Task item
Filter the entries below, keeping every line that has the word "author".

------ Information supplied

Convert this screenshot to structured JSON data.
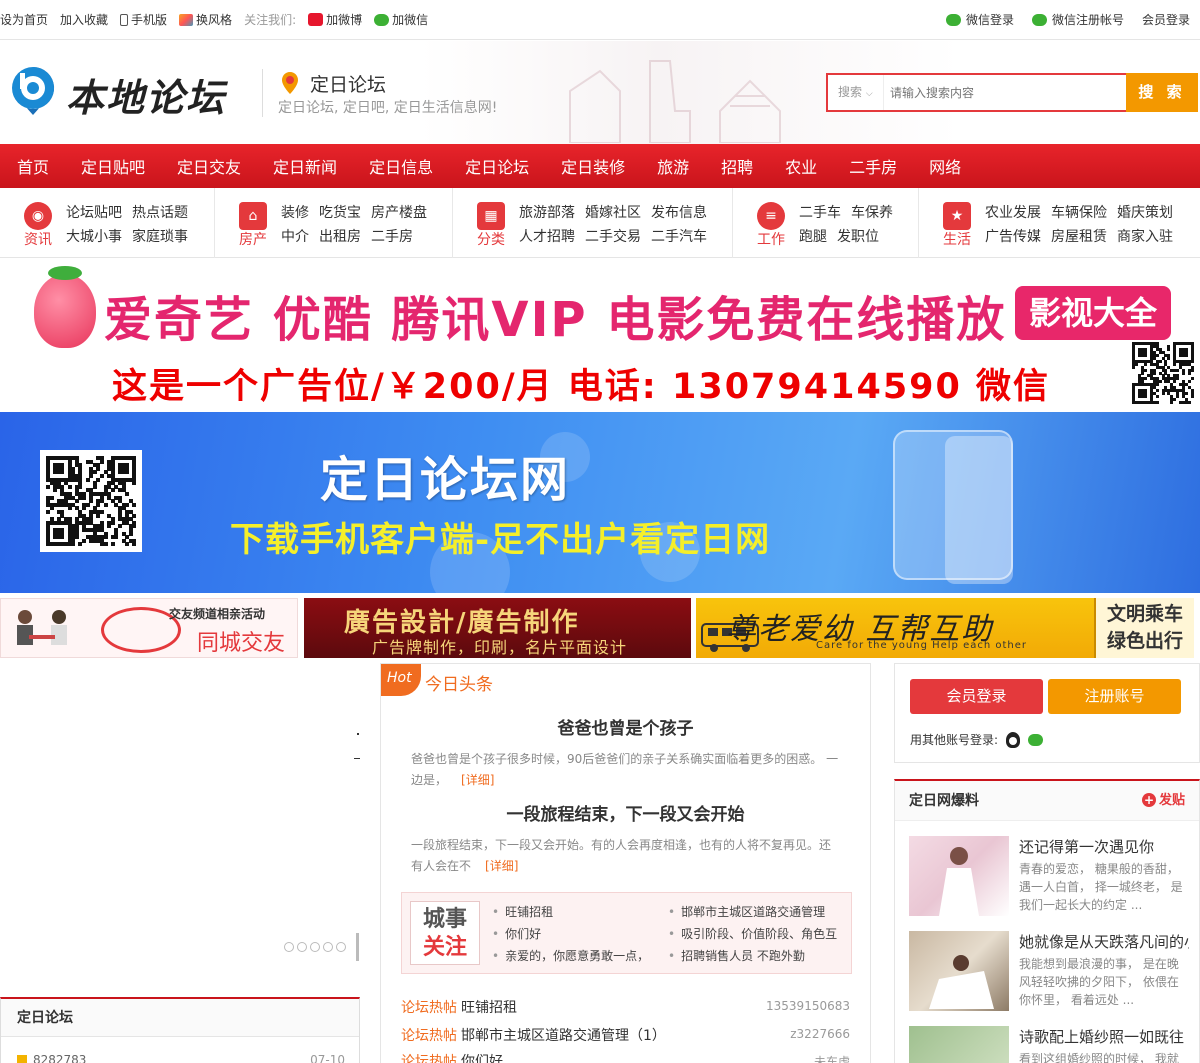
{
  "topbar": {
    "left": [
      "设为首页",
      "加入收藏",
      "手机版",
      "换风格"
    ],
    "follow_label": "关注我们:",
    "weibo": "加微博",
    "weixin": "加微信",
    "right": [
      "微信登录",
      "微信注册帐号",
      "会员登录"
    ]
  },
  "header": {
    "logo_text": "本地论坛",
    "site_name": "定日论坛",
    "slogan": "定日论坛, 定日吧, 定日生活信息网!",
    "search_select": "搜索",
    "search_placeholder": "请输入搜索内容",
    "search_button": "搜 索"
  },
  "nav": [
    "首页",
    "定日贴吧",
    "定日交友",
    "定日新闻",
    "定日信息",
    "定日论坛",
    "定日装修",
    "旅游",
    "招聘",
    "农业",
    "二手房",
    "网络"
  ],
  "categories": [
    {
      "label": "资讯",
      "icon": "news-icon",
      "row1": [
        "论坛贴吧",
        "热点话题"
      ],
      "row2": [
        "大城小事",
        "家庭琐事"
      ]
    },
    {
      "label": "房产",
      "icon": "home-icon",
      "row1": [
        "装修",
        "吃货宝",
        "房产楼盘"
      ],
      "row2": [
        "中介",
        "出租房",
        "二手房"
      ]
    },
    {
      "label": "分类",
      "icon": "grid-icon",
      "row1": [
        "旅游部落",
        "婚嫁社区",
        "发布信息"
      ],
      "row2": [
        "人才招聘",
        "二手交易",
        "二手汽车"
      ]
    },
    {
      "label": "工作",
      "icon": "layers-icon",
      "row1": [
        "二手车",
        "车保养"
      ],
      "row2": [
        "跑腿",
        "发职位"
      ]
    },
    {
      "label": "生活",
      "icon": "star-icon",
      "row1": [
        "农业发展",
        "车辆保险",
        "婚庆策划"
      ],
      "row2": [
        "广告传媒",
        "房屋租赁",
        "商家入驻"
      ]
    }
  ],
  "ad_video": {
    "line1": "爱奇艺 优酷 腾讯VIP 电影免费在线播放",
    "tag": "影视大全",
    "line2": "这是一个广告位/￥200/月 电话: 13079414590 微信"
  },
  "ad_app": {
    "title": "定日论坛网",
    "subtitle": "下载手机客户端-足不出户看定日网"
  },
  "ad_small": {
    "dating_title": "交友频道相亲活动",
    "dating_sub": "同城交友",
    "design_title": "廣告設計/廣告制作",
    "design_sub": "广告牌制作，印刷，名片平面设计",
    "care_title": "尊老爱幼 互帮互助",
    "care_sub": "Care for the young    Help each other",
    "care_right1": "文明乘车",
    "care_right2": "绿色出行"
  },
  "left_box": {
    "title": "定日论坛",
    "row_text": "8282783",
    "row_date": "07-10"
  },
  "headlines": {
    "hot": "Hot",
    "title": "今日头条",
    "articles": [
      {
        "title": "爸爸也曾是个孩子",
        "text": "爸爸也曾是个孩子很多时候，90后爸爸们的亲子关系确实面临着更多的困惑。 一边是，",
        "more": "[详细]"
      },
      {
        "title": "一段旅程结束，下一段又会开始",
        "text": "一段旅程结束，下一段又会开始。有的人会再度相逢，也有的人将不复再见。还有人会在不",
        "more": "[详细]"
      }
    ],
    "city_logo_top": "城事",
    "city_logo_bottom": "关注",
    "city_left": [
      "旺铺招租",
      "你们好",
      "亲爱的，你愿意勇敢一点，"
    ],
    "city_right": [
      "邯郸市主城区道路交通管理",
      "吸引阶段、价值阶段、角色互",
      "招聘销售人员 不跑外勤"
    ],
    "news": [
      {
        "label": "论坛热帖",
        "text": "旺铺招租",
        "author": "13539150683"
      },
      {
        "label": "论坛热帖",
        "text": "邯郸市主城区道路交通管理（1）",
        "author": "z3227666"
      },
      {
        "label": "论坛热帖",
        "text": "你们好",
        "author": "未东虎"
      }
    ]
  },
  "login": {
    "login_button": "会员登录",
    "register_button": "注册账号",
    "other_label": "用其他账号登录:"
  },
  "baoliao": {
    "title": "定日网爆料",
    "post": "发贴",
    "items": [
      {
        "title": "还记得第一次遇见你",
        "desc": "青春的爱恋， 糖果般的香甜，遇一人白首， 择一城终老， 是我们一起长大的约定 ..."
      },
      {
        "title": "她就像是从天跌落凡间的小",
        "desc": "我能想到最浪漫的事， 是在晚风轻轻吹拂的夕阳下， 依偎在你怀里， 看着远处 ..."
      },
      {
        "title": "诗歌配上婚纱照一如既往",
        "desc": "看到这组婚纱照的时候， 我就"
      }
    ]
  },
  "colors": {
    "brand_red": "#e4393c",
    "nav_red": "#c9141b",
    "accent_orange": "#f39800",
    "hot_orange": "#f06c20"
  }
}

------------

Exercise result
        "author": "13539150683"
        "author": "z3227666"
        "author": "未东虎"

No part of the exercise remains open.